|US20100274815 *||Jan 30, 2008||Oct 28, 2010||Jonathan Brian Vanasco||System and method for indexing, correlating, managing, referencing and syndicating identities and relationships across systems|
|US20100318546 *||Jun 16, 2009||Dec 16, 2010||Microsoft Corporation||Synopsis of a search log that respects user privacy|
|US20110087658 *||Dec 22, 2010||Apr 14, 2011||Facebook, Inc.||Ranking Search Results Based on the Frequency of Access on the Search Results by Users of a Social-Networking System|
|US20110093346 *||Dec 22, 2010||Apr 21, 2011||Facebook, Inc.||Ranking Seach Results Using Social-Networking Information|
|US20110093460 *||Dec 22, 2010||Apr 21, 2011||Facebook, Inc.||Ranking Search Results Based on the Frequency of Access on the Search Results by Users of a Social-Networking System|
|US20110093498 *||Dec 22, 2010||Apr 21, 2011||Facebook, Inc.||Clarifying Search Results Using Social-Networking Information|
|US20110093506 *||Dec 22, 2010||Apr 21, 2011||Facebook, Inc.||Controlling Access of User Information Using Social-Networking Information|

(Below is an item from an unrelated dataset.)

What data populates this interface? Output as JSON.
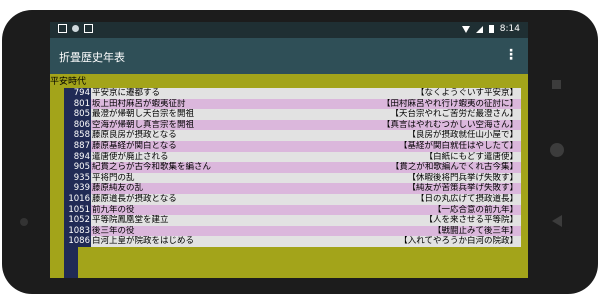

|US20110173175 *||Feb 17, 2011||Jul 14, 2011||Eurekster, Inc.||Enhanced search engine|
|US20120265704 *||Jun 27, 2012||Oct 18, 2012||Google Inc.||Methods and Systems for Rating Associated Members in a Network|
|US20130013667 *||Jul 7, 2011||Jan 10, 2013||CogNueva, Inc.||Relationship networks having link quality metrics with inference and concomitant digital value exchange|
|US20130173633 *||Dec 28, 2011||Jul 4, 2013||Brian Piepgrass||Social Discovery and Ranking of Pages|
|US20130268529 *||Sep 30, 2012||Oct 10, 2013||Phillip Butts||Systems and Methods for Contact Management and Referral Engine|
|US20150095324 *||Dec 8, 2014||Apr 2, 2015||Facebook, Inc.||Social Discovery and Ranking of Pages|
|U.S. Classification||1/1, 707/E17.109, 707/999.003, 707/999.01|
|Cooperative Classification||Y10S707/99933, G06F17/30867|
|Jan 29, 2003||AS||Assignment|
Owner name: MICROSOFT CORPORATION, WASHINGTON
Free format text: ASSIGNMENT OF ASSIGNORS INTEREST;ASSIGNOR:ACHLIOPTAS, DIMITRIS;REEL/FRAME:013719/0973
Effective date: 20030128
|May 30, 2012||FPAY||Fee payment|
Year of fee payment: 4
|Dec 9, 2014||AS||Assignment|
Owner name: MICROSOFT TECHNOLOGY LICENSING, LLC, WASHINGTON
Free format text: ASSIGNMENT OF ASSIGNORS INTEREST;ASSIGNOR:MICROSOFT CORPORATION;REEL/FRAME:034541/0477
Effective date: 20141014
|Jun 16, 2016||FPAY||Fee payment|
Year of fee payment: 8